Oregon and Washington are creating a new partnership and will develop a plan for managing passenger-rail service between Eugene and Vancouver, British Columbia as one continuous rail corridor rather than two separate state operations. Transportation officials for each state signed an agreement in April as another step toward offering faster, more frequent Amtrak Cascades service. 

Washington Transportation Secretary Paula Hammond and ODOT Director Matt Garrett said they will create a corridor management plan to include governance, centralizing fleet management, scheduling, budgeting and capital planning, with a goal of improving passenger-rail performance that benefits riders and economies in both states.
Hammond and Garrett also announced the selection of John Sibold to fill a new position of Cascade Corridor director. Sibold has been the rail and marine director at the Washington State Department of Transportation since August and will continue to focus on improving the reliability of passenger-rail service and managing the state’s freight lines.
“One of John’s immediate tasks over the next six months will be to develop a new plan for managing the rail corridor in full partnership with Oregon and in consultation with British Columbia,” Garrett said. “We anticipate a plan that leads to cost savings, greater efficiency between our states, improved contract management with equipment and service providers, innovative service improvements and coordinated delivery of federal projects.”

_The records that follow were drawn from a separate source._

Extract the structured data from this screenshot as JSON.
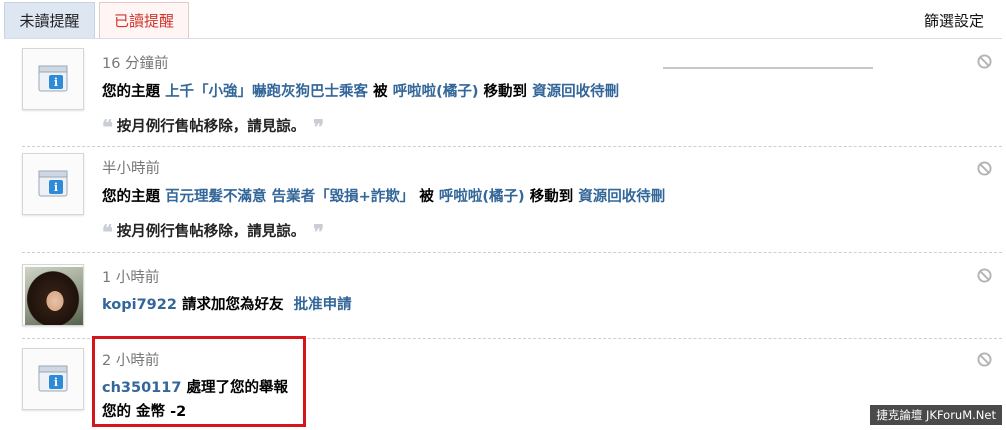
{
  "tabs": {
    "unread": "未讀提醒",
    "read": "已讀提醒"
  },
  "filter_label": "篩選設定",
  "notifications": [
    {
      "time": "16 分鐘前",
      "prefix": "您的主題",
      "topic": "上千「小強」嚇跑灰狗巴士乘客",
      "by": "被",
      "user": "呼啦啦(橘子)",
      "action": "移動到",
      "target": "資源回收待刪",
      "quote": "按月例行售帖移除，請見諒。"
    },
    {
      "time": "半小時前",
      "prefix": "您的主題",
      "topic": "百元理髮不滿意 告業者「毀損+詐欺」",
      "by": "被",
      "user": "呼啦啦(橘子)",
      "action": "移動到",
      "target": "資源回收待刪",
      "quote": "按月例行售帖移除，請見諒。"
    },
    {
      "time": "1 小時前",
      "user": "kopi7922",
      "text": "請求加您為好友",
      "link": "批准申請"
    },
    {
      "time": "2 小時前",
      "user": "ch350117",
      "text": "處理了您的舉報",
      "line2": "您的 金幣 -2"
    }
  ],
  "quote_open": "❝",
  "quote_close": "❞",
  "watermark": "捷克論壇 JKForuM.Net",
  "colors": {
    "link": "#336699",
    "highlight": "#d4161b",
    "read_tab_text": "#d0352c"
  },
  "icons": [
    "system-notice-icon",
    "delete-icon",
    "user-avatar"
  ]
}
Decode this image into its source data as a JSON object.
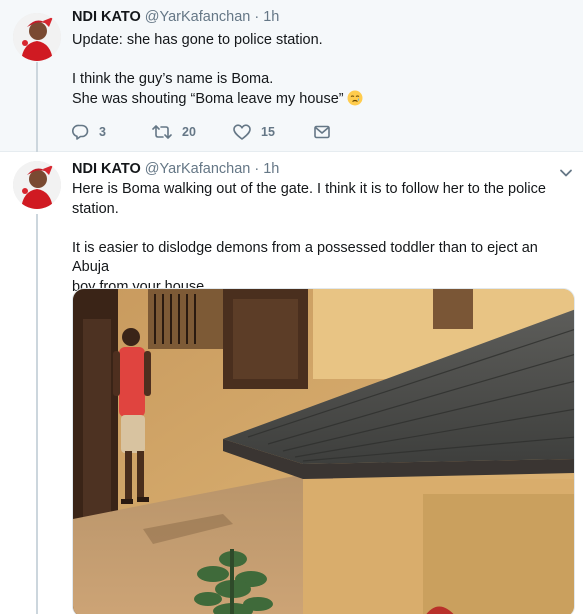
{
  "tweets": [
    {
      "name": "NDI KATO",
      "handle": "@YarKafanchan",
      "separator": "·",
      "time": "1h",
      "lines": [
        "Update: she has gone to police station.",
        "",
        "I think the guy’s name is Boma.",
        "She was shouting “Boma leave my house”"
      ],
      "emoji": "crying-face",
      "actions": {
        "reply_count": "3",
        "retweet_count": "20",
        "like_count": "15"
      }
    },
    {
      "name": "NDI KATO",
      "handle": "@YarKafanchan",
      "separator": "·",
      "time": "1h",
      "lines": [
        "Here is Boma walking out of the gate. I think it is to follow her to the police",
        "station.",
        "",
        "It is easier to dislodge demons from a possessed toddler than to eject an Abuja",
        "boy from your house."
      ],
      "media": "photo-man-walking-near-roof"
    }
  ],
  "colors": {
    "accent": "#1da1f2",
    "muted": "#657786",
    "thread_line": "#ccd6dd",
    "highlight_bg": "#f5f8fa"
  },
  "icons": [
    "reply-icon",
    "retweet-icon",
    "like-icon",
    "direct-message-icon",
    "caret-down-icon"
  ]
}
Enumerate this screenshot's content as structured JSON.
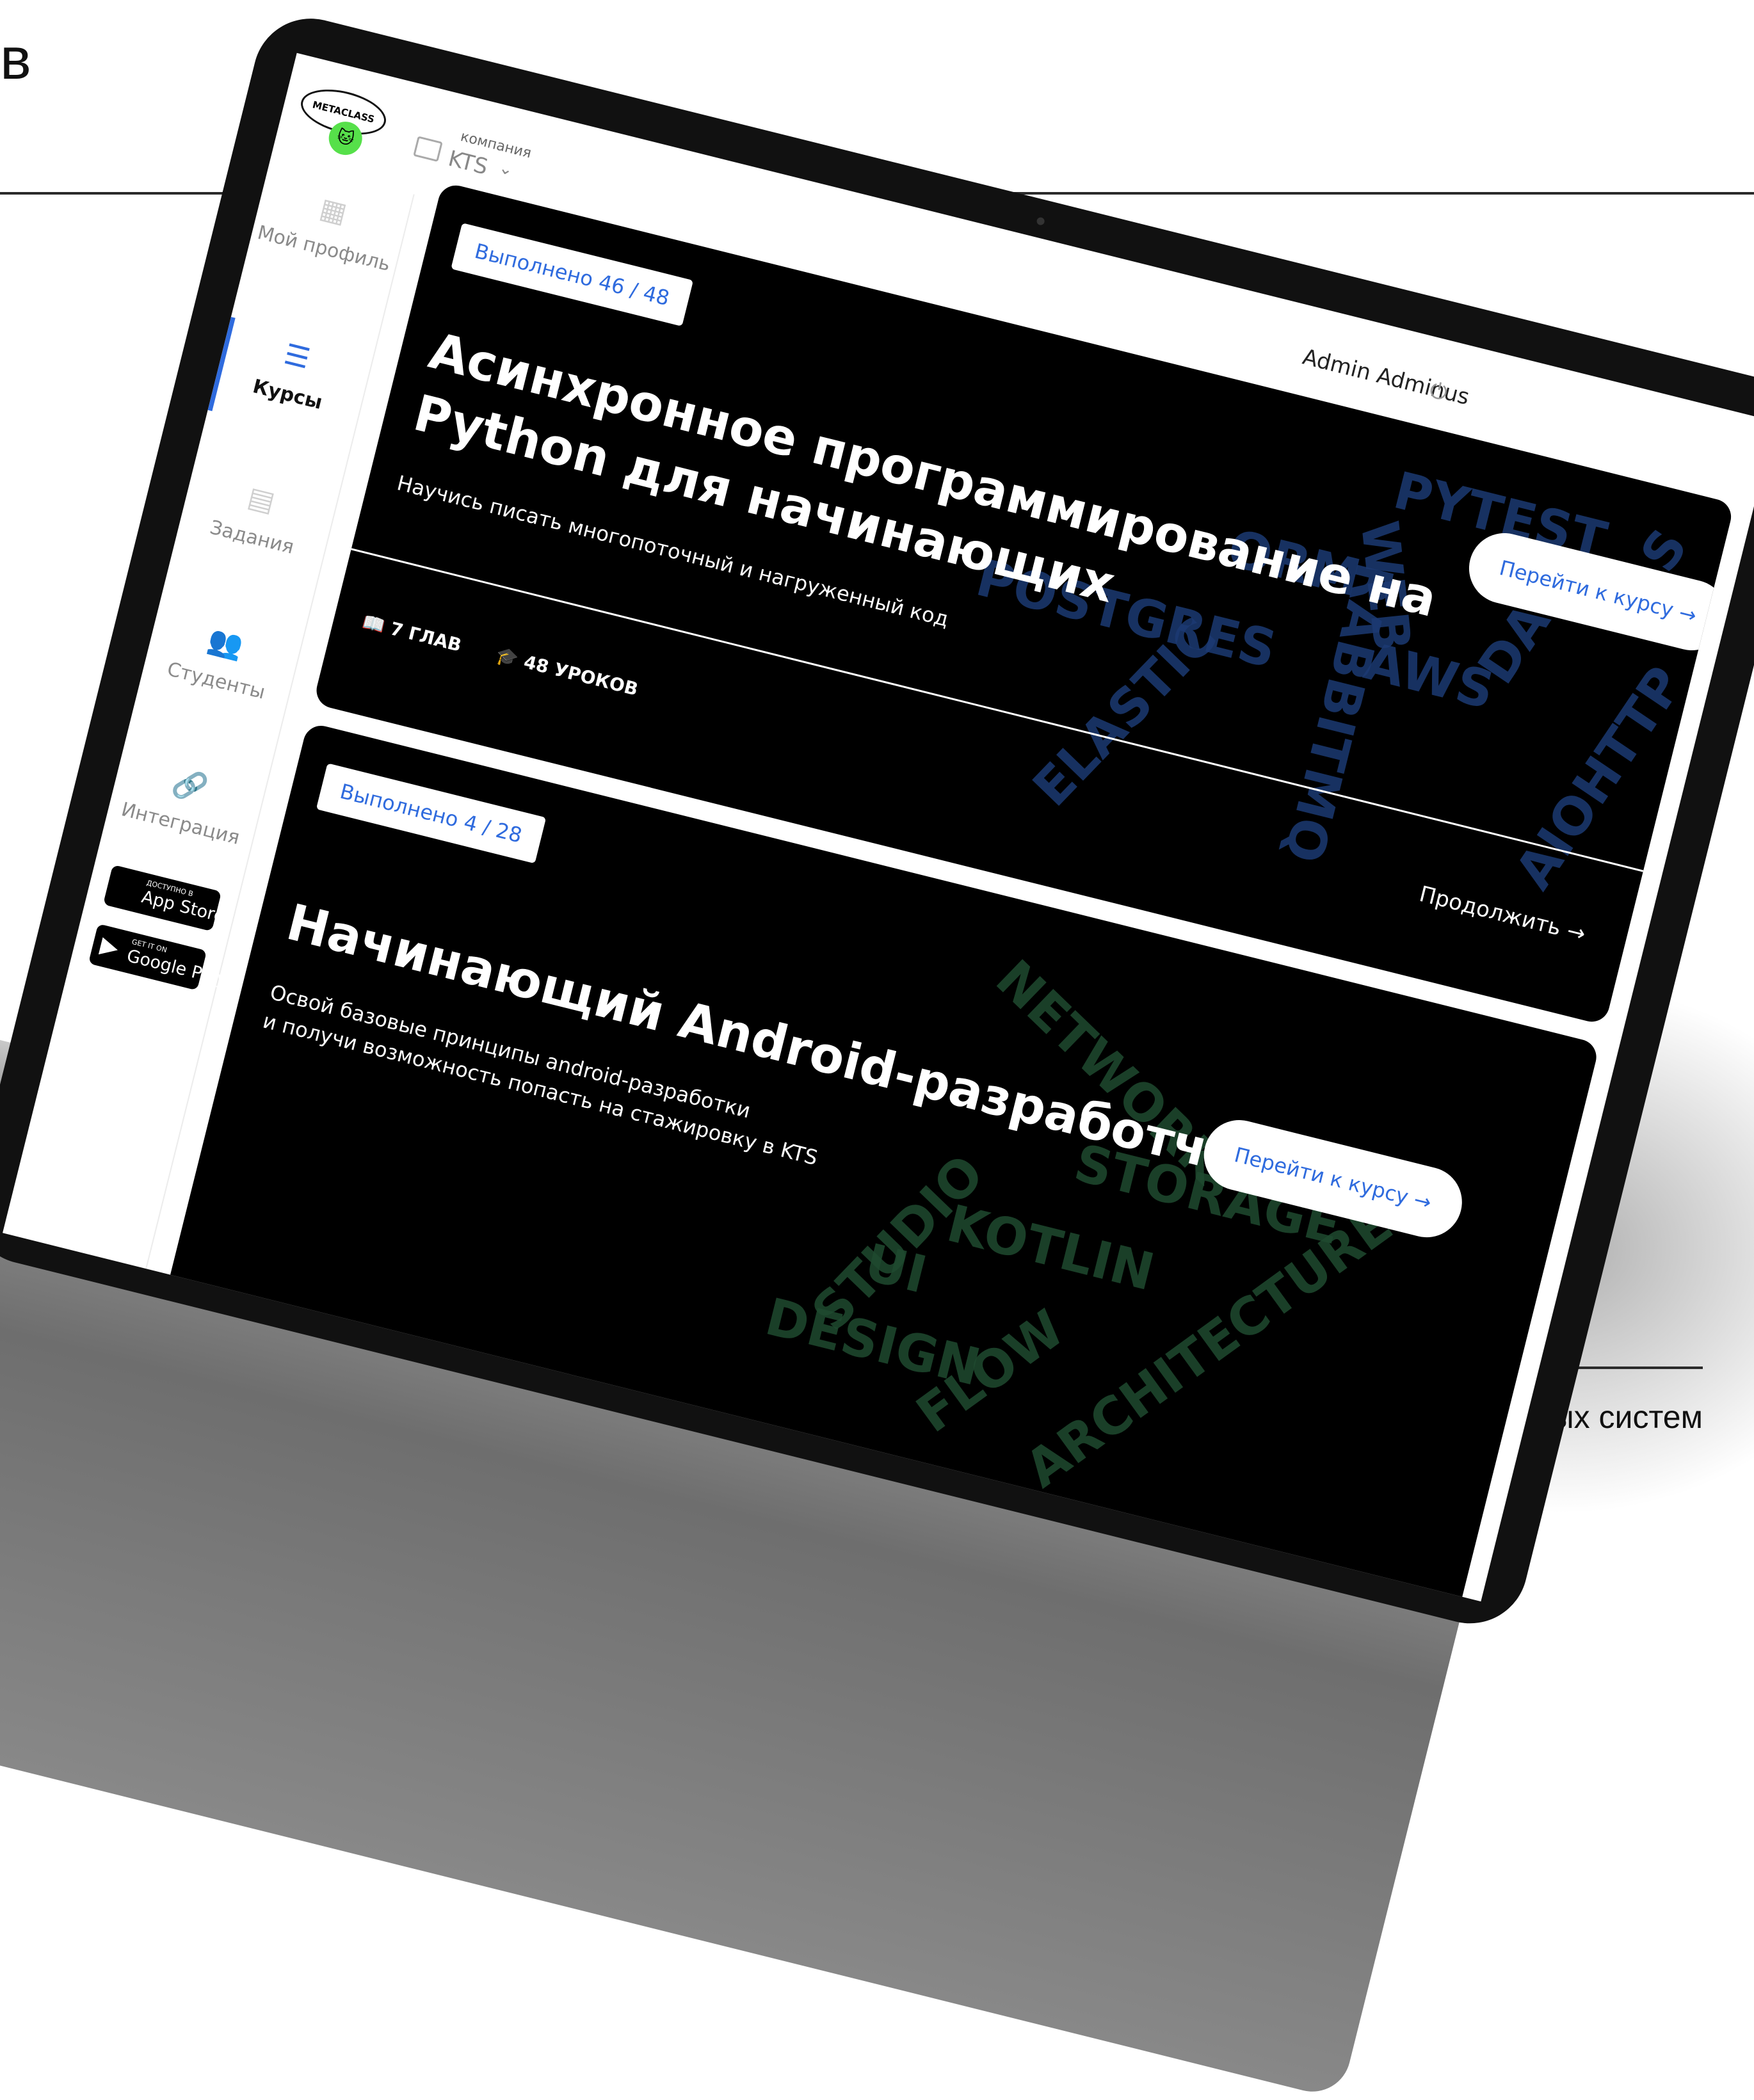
{
  "slide": {
    "corner_letter": "в",
    "footer_text": "ивных систем"
  },
  "header": {
    "logo_text": "METACLASS",
    "company_label": "компания",
    "company_value": "KTS",
    "admin_name": "Admin Adminus"
  },
  "sidebar": {
    "items": [
      {
        "label": "Мой профиль",
        "icon": "dashboard-icon"
      },
      {
        "label": "Курсы",
        "icon": "list-icon",
        "active": true
      },
      {
        "label": "Задания",
        "icon": "tasks-icon"
      },
      {
        "label": "Студенты",
        "icon": "students-icon"
      },
      {
        "label": "Интеграция",
        "icon": "link-icon"
      }
    ],
    "app_store": {
      "small": "ДОСТУПНО В",
      "big": "App Store"
    },
    "google_play": {
      "small": "GET IT ON",
      "big": "Google Play"
    }
  },
  "courses": [
    {
      "progress": "Выполнено 46 / 48",
      "title": "Асинхронное программирование на Python для начинающих",
      "subtitle": "Научись писать многопоточный и нагруженный код",
      "button": "Перейти к курсу",
      "chapters": "7 ГЛАВ",
      "lessons": "48 УРОКОВ",
      "continue": "Продолжить",
      "tags": [
        "PYTEST",
        "WEB",
        "ORM",
        "POSTGRES",
        "ELASTIC",
        "RABBITMQ",
        "AWS",
        "DATA",
        "AIOHTTP",
        "AS"
      ]
    },
    {
      "progress": "Выполнено 4 / 28",
      "title": "Начинающий Android-разработчик",
      "subtitle_lines": [
        "Освой базовые принципы android-разработки",
        "и получи возможность попасть на стажировку в KTS"
      ],
      "button": "Перейти к курсу",
      "tags": [
        "NETWORK",
        "STORAGE",
        "KOTLIN",
        "STUDIO",
        "UI",
        "DESIGN",
        "FLOW",
        "ARCHITECTURE"
      ]
    }
  ],
  "colors": {
    "accent": "#2f6bde",
    "tag_blue": "#1c3a73",
    "tag_green": "#1f4a30"
  }
}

He will also continue to build partnerships and a shared vision with British Columbia on the rail corridor.
This year, Oregon will introduce two new 13-car Talgo trains into the fleet, providing the opportunity for improving schedules during peak demand. The US DOT awarded Washington and Oregon $814 million in federal American Recovery and Reinvestment Act grants to make improvements that will result in higher passenger-train speeds and more reliable performance between Seattle and Portland. With the ARRA funds, the goal is to add two daily Amtrak Cascades roundtrips between Seattle and Portland, for a total of six each day. The improvements are also intended to reduce travel times, as well as improve average on-time performance from the current 70 percent to 88 percent.
Oregon is leading an effort to plan for improved passenger rail service between Portland and Eugene. Governor Kitzhaber has created the Oregon Passenger Rail Leadership Council to advise the Governor and the Oregon Transportation Commission on a preferred alignment for intercity passenger rail improvements as well as service characteristics like travel times and frequency.